And rivers of blood will be added to rivers of blood, all of it red and flowing downhill as blood is wont to do, as it seeks its own level. And mountains of bodies higher than the towers brought down on this day will be stacked.
In the name of God.
In the name of money.
In the name of security.
In the name of revenge.
In the names of people with names like Osama and George and Ariel.
Or to satisfy our desire for a brand of reality TV so real, that eating rats for cash prizes will seem like a day at Disney.
And the alarm system will not protect you baby girl.
The police cannot protect you.
Missile defense can't protect you.
Even I can't protect you, and I love you more than anything or anyone in this world. So my inadequacy is more profound than I would like to admit.
I wish that love could protect you; not just mine but that of others. But I'm not sure how much love is left. It's on markdown, on clearance, but no buyers today. Love is too expensive for some, even when on sale. Too costly in time, if not in money.

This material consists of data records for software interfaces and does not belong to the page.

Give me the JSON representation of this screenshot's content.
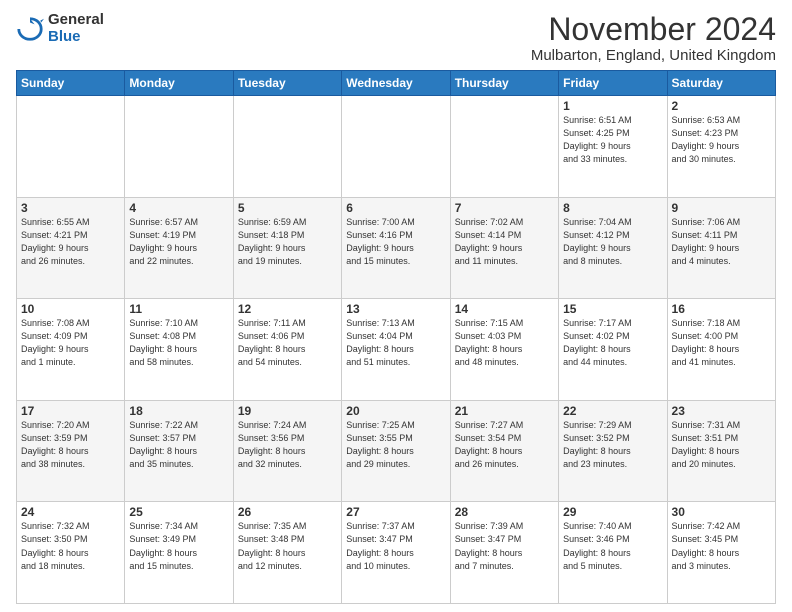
{
  "logo": {
    "general": "General",
    "blue": "Blue"
  },
  "title": "November 2024",
  "subtitle": "Mulbarton, England, United Kingdom",
  "headers": [
    "Sunday",
    "Monday",
    "Tuesday",
    "Wednesday",
    "Thursday",
    "Friday",
    "Saturday"
  ],
  "weeks": [
    [
      {
        "day": "",
        "info": ""
      },
      {
        "day": "",
        "info": ""
      },
      {
        "day": "",
        "info": ""
      },
      {
        "day": "",
        "info": ""
      },
      {
        "day": "",
        "info": ""
      },
      {
        "day": "1",
        "info": "Sunrise: 6:51 AM\nSunset: 4:25 PM\nDaylight: 9 hours\nand 33 minutes."
      },
      {
        "day": "2",
        "info": "Sunrise: 6:53 AM\nSunset: 4:23 PM\nDaylight: 9 hours\nand 30 minutes."
      }
    ],
    [
      {
        "day": "3",
        "info": "Sunrise: 6:55 AM\nSunset: 4:21 PM\nDaylight: 9 hours\nand 26 minutes."
      },
      {
        "day": "4",
        "info": "Sunrise: 6:57 AM\nSunset: 4:19 PM\nDaylight: 9 hours\nand 22 minutes."
      },
      {
        "day": "5",
        "info": "Sunrise: 6:59 AM\nSunset: 4:18 PM\nDaylight: 9 hours\nand 19 minutes."
      },
      {
        "day": "6",
        "info": "Sunrise: 7:00 AM\nSunset: 4:16 PM\nDaylight: 9 hours\nand 15 minutes."
      },
      {
        "day": "7",
        "info": "Sunrise: 7:02 AM\nSunset: 4:14 PM\nDaylight: 9 hours\nand 11 minutes."
      },
      {
        "day": "8",
        "info": "Sunrise: 7:04 AM\nSunset: 4:12 PM\nDaylight: 9 hours\nand 8 minutes."
      },
      {
        "day": "9",
        "info": "Sunrise: 7:06 AM\nSunset: 4:11 PM\nDaylight: 9 hours\nand 4 minutes."
      }
    ],
    [
      {
        "day": "10",
        "info": "Sunrise: 7:08 AM\nSunset: 4:09 PM\nDaylight: 9 hours\nand 1 minute."
      },
      {
        "day": "11",
        "info": "Sunrise: 7:10 AM\nSunset: 4:08 PM\nDaylight: 8 hours\nand 58 minutes."
      },
      {
        "day": "12",
        "info": "Sunrise: 7:11 AM\nSunset: 4:06 PM\nDaylight: 8 hours\nand 54 minutes."
      },
      {
        "day": "13",
        "info": "Sunrise: 7:13 AM\nSunset: 4:04 PM\nDaylight: 8 hours\nand 51 minutes."
      },
      {
        "day": "14",
        "info": "Sunrise: 7:15 AM\nSunset: 4:03 PM\nDaylight: 8 hours\nand 48 minutes."
      },
      {
        "day": "15",
        "info": "Sunrise: 7:17 AM\nSunset: 4:02 PM\nDaylight: 8 hours\nand 44 minutes."
      },
      {
        "day": "16",
        "info": "Sunrise: 7:18 AM\nSunset: 4:00 PM\nDaylight: 8 hours\nand 41 minutes."
      }
    ],
    [
      {
        "day": "17",
        "info": "Sunrise: 7:20 AM\nSunset: 3:59 PM\nDaylight: 8 hours\nand 38 minutes."
      },
      {
        "day": "18",
        "info": "Sunrise: 7:22 AM\nSunset: 3:57 PM\nDaylight: 8 hours\nand 35 minutes."
      },
      {
        "day": "19",
        "info": "Sunrise: 7:24 AM\nSunset: 3:56 PM\nDaylight: 8 hours\nand 32 minutes."
      },
      {
        "day": "20",
        "info": "Sunrise: 7:25 AM\nSunset: 3:55 PM\nDaylight: 8 hours\nand 29 minutes."
      },
      {
        "day": "21",
        "info": "Sunrise: 7:27 AM\nSunset: 3:54 PM\nDaylight: 8 hours\nand 26 minutes."
      },
      {
        "day": "22",
        "info": "Sunrise: 7:29 AM\nSunset: 3:52 PM\nDaylight: 8 hours\nand 23 minutes."
      },
      {
        "day": "23",
        "info": "Sunrise: 7:31 AM\nSunset: 3:51 PM\nDaylight: 8 hours\nand 20 minutes."
      }
    ],
    [
      {
        "day": "24",
        "info": "Sunrise: 7:32 AM\nSunset: 3:50 PM\nDaylight: 8 hours\nand 18 minutes."
      },
      {
        "day": "25",
        "info": "Sunrise: 7:34 AM\nSunset: 3:49 PM\nDaylight: 8 hours\nand 15 minutes."
      },
      {
        "day": "26",
        "info": "Sunrise: 7:35 AM\nSunset: 3:48 PM\nDaylight: 8 hours\nand 12 minutes."
      },
      {
        "day": "27",
        "info": "Sunrise: 7:37 AM\nSunset: 3:47 PM\nDaylight: 8 hours\nand 10 minutes."
      },
      {
        "day": "28",
        "info": "Sunrise: 7:39 AM\nSunset: 3:47 PM\nDaylight: 8 hours\nand 7 minutes."
      },
      {
        "day": "29",
        "info": "Sunrise: 7:40 AM\nSunset: 3:46 PM\nDaylight: 8 hours\nand 5 minutes."
      },
      {
        "day": "30",
        "info": "Sunrise: 7:42 AM\nSunset: 3:45 PM\nDaylight: 8 hours\nand 3 minutes."
      }
    ]
  ]
}
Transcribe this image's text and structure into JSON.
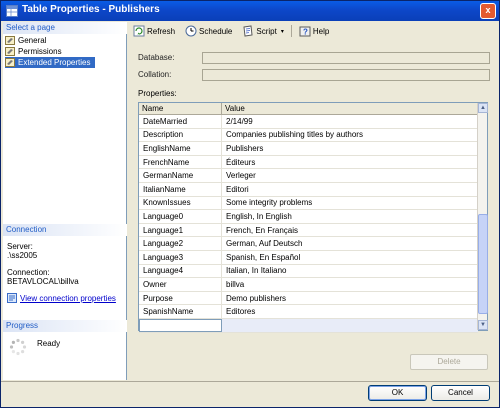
{
  "window": {
    "title": "Table Properties - Publishers",
    "close": "x"
  },
  "left": {
    "select_header": "Select a page",
    "pages": [
      {
        "label": "General"
      },
      {
        "label": "Permissions"
      },
      {
        "label": "Extended Properties"
      }
    ],
    "connection_header": "Connection",
    "server_label": "Server:",
    "server_value": ".\\ss2005",
    "connection_label": "Connection:",
    "connection_value": "BETAVLOCAL\\billva",
    "view_link": "View connection properties",
    "progress_header": "Progress",
    "progress_status": "Ready"
  },
  "toolbar": {
    "refresh": "Refresh",
    "schedule": "Schedule",
    "script": "Script",
    "script_arrow": "▾",
    "help": "Help"
  },
  "fields": {
    "database_label": "Database:",
    "database_value": "",
    "collation_label": "Collation:",
    "collation_value": ""
  },
  "properties": {
    "label": "Properties:",
    "col_name": "Name",
    "col_value": "Value",
    "rows": [
      {
        "name": "DateMarried",
        "value": "2/14/99"
      },
      {
        "name": "Description",
        "value": "Companies publishing titles by authors"
      },
      {
        "name": "EnglishName",
        "value": "Publishers"
      },
      {
        "name": "FrenchName",
        "value": "Éditeurs"
      },
      {
        "name": "GermanName",
        "value": "Verleger"
      },
      {
        "name": "ItalianName",
        "value": "Editori"
      },
      {
        "name": "KnownIssues",
        "value": "Some integrity problems"
      },
      {
        "name": "Language0",
        "value": "English, In English"
      },
      {
        "name": "Language1",
        "value": "French, En Français"
      },
      {
        "name": "Language2",
        "value": "German, Auf Deutsch"
      },
      {
        "name": "Language3",
        "value": "Spanish, En Español"
      },
      {
        "name": "Language4",
        "value": "Italian, In Italiano"
      },
      {
        "name": "Owner",
        "value": "billva"
      },
      {
        "name": "Purpose",
        "value": "Demo publishers"
      },
      {
        "name": "SpanishName",
        "value": "Editores"
      }
    ],
    "scroll_up": "▲",
    "scroll_down": "▼"
  },
  "buttons": {
    "delete": "Delete",
    "ok": "OK",
    "cancel": "Cancel"
  },
  "colors": {
    "title_bar": "#0a5ce6",
    "selection": "#316ac5",
    "section_header_text": "#215dc6"
  }
}
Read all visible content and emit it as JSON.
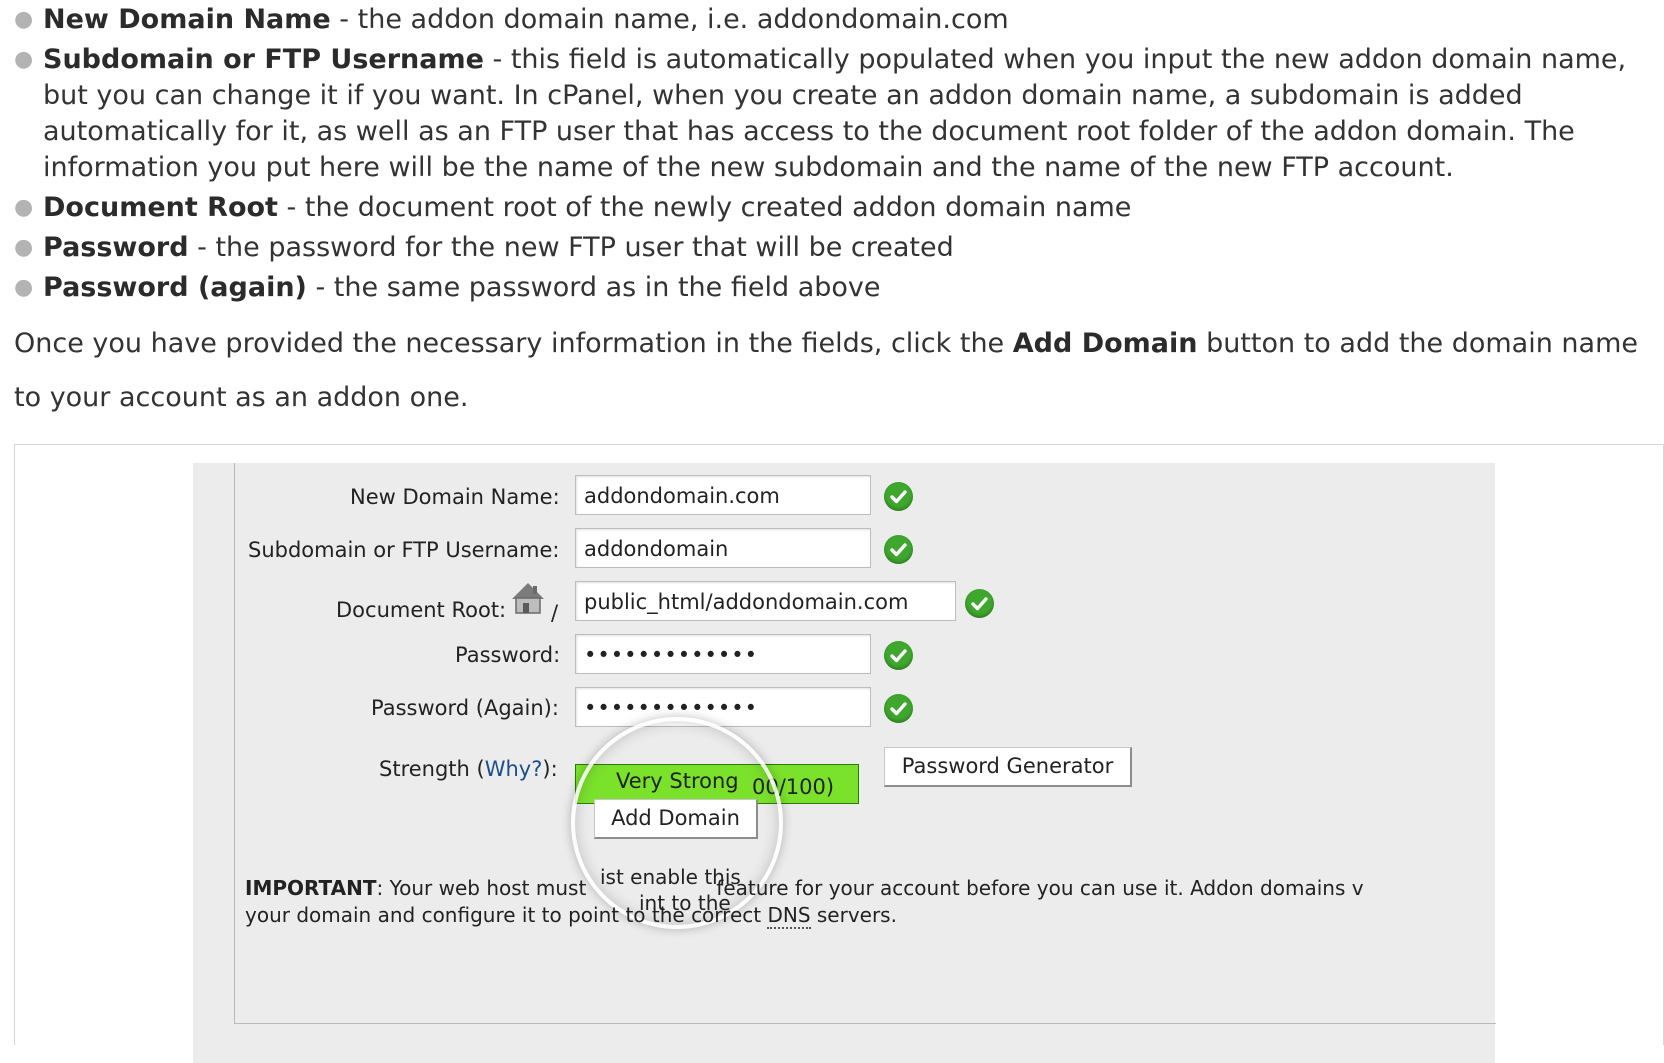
{
  "fields": [
    {
      "term": "New Domain Name",
      "desc": " - the addon domain name, i.e. addondomain.com"
    },
    {
      "term": "Subdomain or FTP Username",
      "desc": " - this field is automatically populated when you input the new addon domain name, but you can change it if you want. In cPanel, when you create an addon domain name, a subdomain is added automatically for it, as well as an FTP user that has access to the document root folder of the addon domain. The information you put here will be the name of the new subdomain and the name of the new FTP account."
    },
    {
      "term": "Document Root",
      "desc": " - the document root of the newly created addon domain name"
    },
    {
      "term": "Password",
      "desc": " - the password for the new FTP user that will be created"
    },
    {
      "term": "Password (again)",
      "desc": " - the same password as in the field above"
    }
  ],
  "outro": {
    "before": "Once you have provided the necessary information in the fields, click the ",
    "bold": "Add Domain",
    "after": " button to add the domain name to your account as an addon one."
  },
  "screenshot": {
    "new_domain_label": "New Domain Name:",
    "new_domain_value": "addondomain.com",
    "subdomain_label": "Subdomain or FTP Username:",
    "subdomain_value": "addondomain",
    "docroot_label": "Document Root:",
    "docroot_slash": "/",
    "docroot_value": "public_html/addondomain.com",
    "password_label": "Password:",
    "password_value": "•••••••••••••",
    "password_again_label": "Password (Again):",
    "password_again_value": "•••••••••••••",
    "strength_label": "Strength (",
    "strength_why": "Why?",
    "strength_label_end": "):",
    "strength_text": "Very Strong",
    "strength_score": "00/100)",
    "password_generator_label": "Password Generator",
    "add_domain_label": "Add Domain",
    "magnifier_text_1": "ist enable this",
    "magnifier_text_2": "int to the",
    "important_label": "IMPORTANT",
    "important_line1": ": Your web host must",
    "important_line1b": "feature for your account before you can use it. Addon domains v",
    "important_line2": "your domain and configure it to point to the correct ",
    "dns": "DNS",
    "important_line2b": " servers.",
    "check_color": "#3fa62e",
    "strength_color": "#7ae22b"
  }
}
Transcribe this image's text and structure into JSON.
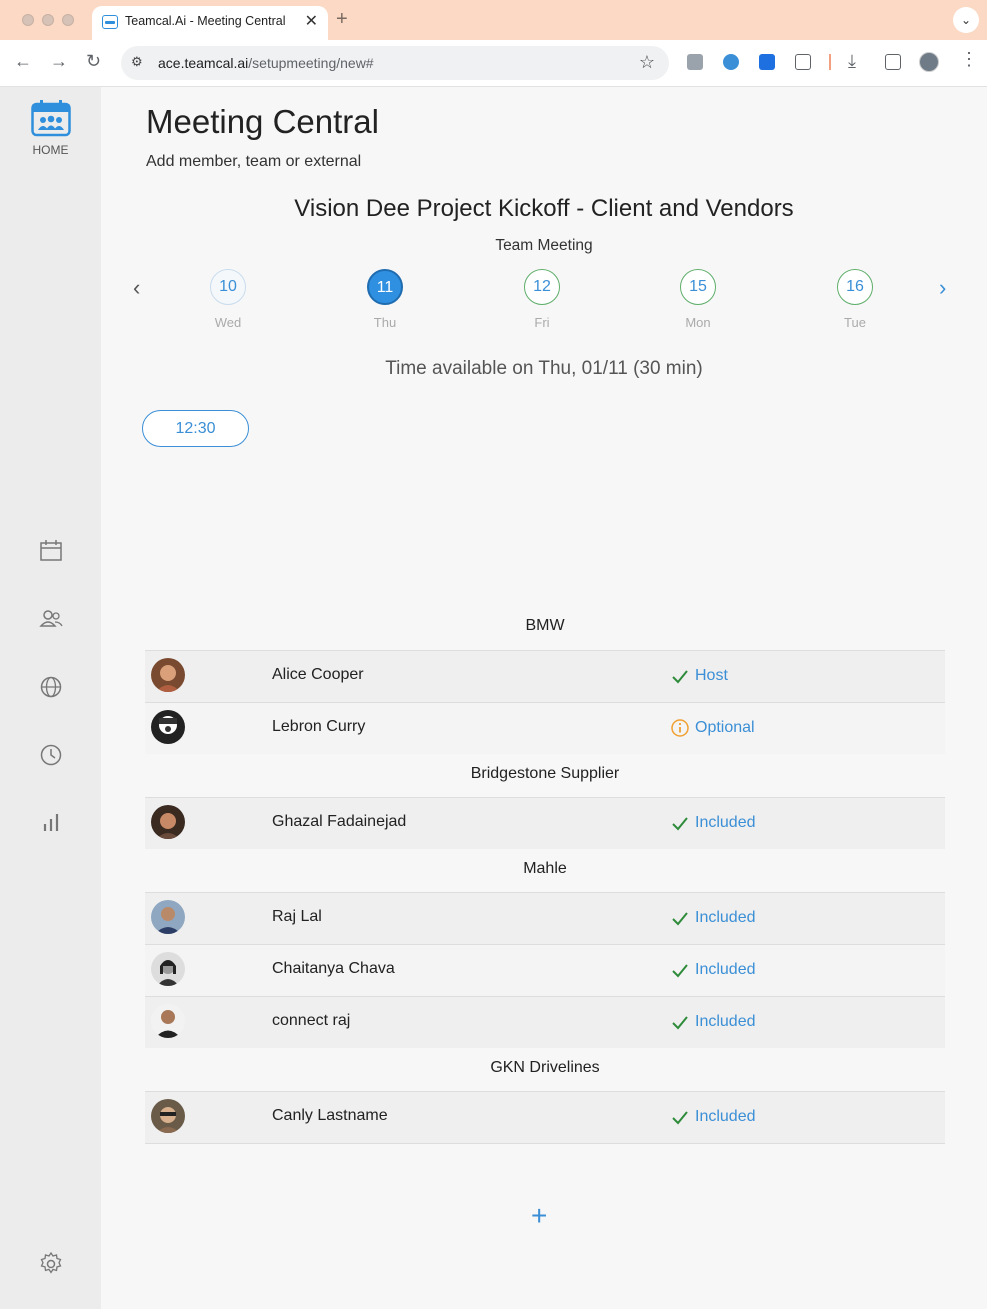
{
  "browser": {
    "tab_title": "Teamcal.Ai - Meeting Central",
    "tab_close": "✕",
    "new_tab": "+",
    "url_host": "ace.teamcal.ai",
    "url_path": "/setupmeeting/new#"
  },
  "sidebar": {
    "home_label": "HOME",
    "icons": [
      "calendar-icon",
      "users-icon",
      "globe-icon",
      "clock-icon",
      "bar-chart-icon",
      "gear-icon"
    ]
  },
  "page": {
    "title": "Meeting Central",
    "subtitle": "Add member, team or external",
    "meeting_title": "Vision Dee Project Kickoff - Client and Vendors",
    "meeting_type": "Team Meeting"
  },
  "dates": [
    {
      "num": "10",
      "day": "Wed",
      "state": "unavailable"
    },
    {
      "num": "11",
      "day": "Thu",
      "state": "selected"
    },
    {
      "num": "12",
      "day": "Fri",
      "state": "available"
    },
    {
      "num": "15",
      "day": "Mon",
      "state": "available"
    },
    {
      "num": "16",
      "day": "Tue",
      "state": "available"
    }
  ],
  "availability": "Time available on Thu, 01/11 (30 min)",
  "time_slot": "12:30",
  "groups": [
    {
      "company": "BMW",
      "members": [
        {
          "name": "Alice Cooper",
          "status": "Host",
          "status_type": "check"
        },
        {
          "name": "Lebron Curry",
          "status": "Optional",
          "status_type": "info"
        }
      ]
    },
    {
      "company": "Bridgestone Supplier",
      "members": [
        {
          "name": "Ghazal Fadainejad",
          "status": "Included",
          "status_type": "check"
        }
      ]
    },
    {
      "company": "Mahle",
      "members": [
        {
          "name": "Raj Lal",
          "status": "Included",
          "status_type": "check"
        },
        {
          "name": "Chaitanya Chava",
          "status": "Included",
          "status_type": "check"
        },
        {
          "name": "connect raj",
          "status": "Included",
          "status_type": "check"
        }
      ]
    },
    {
      "company": "GKN Drivelines",
      "members": [
        {
          "name": "Canly Lastname",
          "status": "Included",
          "status_type": "check"
        }
      ]
    }
  ],
  "add_label": "+",
  "colors": {
    "accent": "#3b8fd6",
    "check": "#2e8b3a",
    "optional": "#f0a030",
    "tab_bar": "#fbd9c4"
  }
}
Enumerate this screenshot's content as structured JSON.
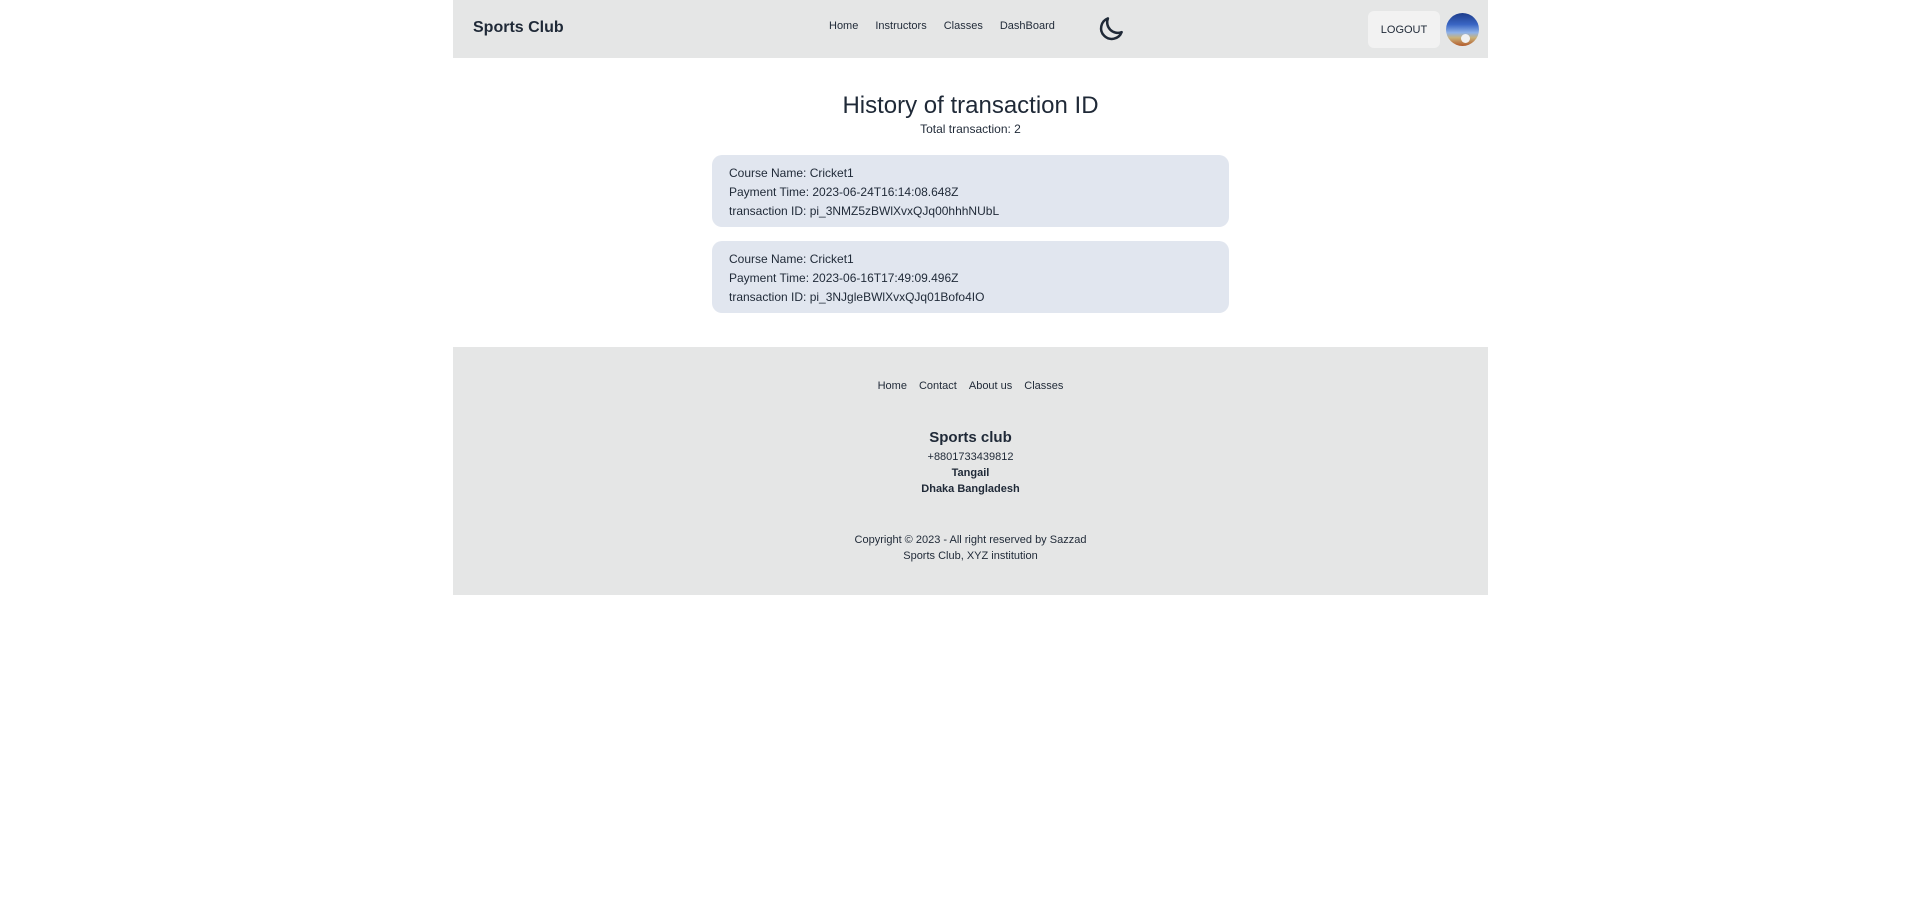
{
  "navbar": {
    "brand": "Sports Club",
    "links": [
      "Home",
      "Instructors",
      "Classes",
      "DashBoard"
    ],
    "theme_icon": "moon-icon",
    "logout_label": "LOGOUT",
    "avatar_icon": "user-avatar"
  },
  "main": {
    "title": "History of transaction ID",
    "subtitle": "Total transaction: 2",
    "transactions": [
      {
        "course": "Course Name: Cricket1",
        "time": "Payment Time: 2023-06-24T16:14:08.648Z",
        "id": "transaction ID: pi_3NMZ5zBWlXvxQJq00hhhNUbL"
      },
      {
        "course": "Course Name: Cricket1",
        "time": "Payment Time: 2023-06-16T17:49:09.496Z",
        "id": "transaction ID: pi_3NJgleBWlXvxQJq01Bofo4IO"
      }
    ]
  },
  "footer": {
    "links": [
      "Home",
      "Contact",
      "About us",
      "Classes"
    ],
    "name": "Sports club",
    "phone": "+8801733439812",
    "city": "Tangail",
    "country": "Dhaka Bangladesh",
    "copyright_line1": "Copyright © 2023 - All right reserved by Sazzad",
    "copyright_line2": "Sports Club, XYZ institution"
  },
  "colors": {
    "navbar_bg": "#e5e6e6",
    "card_bg": "#e1e6ef",
    "text": "#1f2937"
  }
}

'Cuz although money can't buy you love, enough money can buy lots of cruise missiles, and napalm, and mass death.
It really isn't complicated, baby girl. Most things aren't.
You'll learn this. Or more to the point, you'll learn it and then forget it, as age makes you add layers of complication to what once seemed obvious. And that complexity will be called brilliance by your culture: nuance, depth.
But really it's just mostly vapid bullshit. Sterility posing as wisdom.
In the end it comes down to just a few simple truths. And while I wish I had thought of them myself, the simple truth about these simple truths is that they've been said before, and better than I could, by James Baldwin, who did not write them for this purpose, though they strangely seem to fit.
First, that those who treat other people as less than human must not be surprised when the bread they have cast upon the waters comes floating back to them, poisoned.
And secondly, this:
"One discovers the light in darkness. That is what darkness is for. But everything in our lives depends on how we bear the light. It is necessary, while in darkness, to know that there is a light somewhere, to know that in oneself, waiting to be found there is a light. What the light reveals is danger, and what it demands is faith...I know we often lose...and how often one feels that one cannot start again. And yet, on pain of death, one can never remain where one is. The light. The light. One will perish without the light...For nothing is fixed, forever, and forever, and forever, it is not fixed; the earth is always shifting, the light is always changing, the sea does not cease to grind down rock. Generations do not cease to be born, and we are responsible to them because we are the only witnesses they have...The sea rises, the light fails, lovers cling to each other, and children cling to us. And the moment we cease to hold each other, the moment we break faith with one another, the sea engulfs us and the light goes out."
Sleep little girl. Sleep.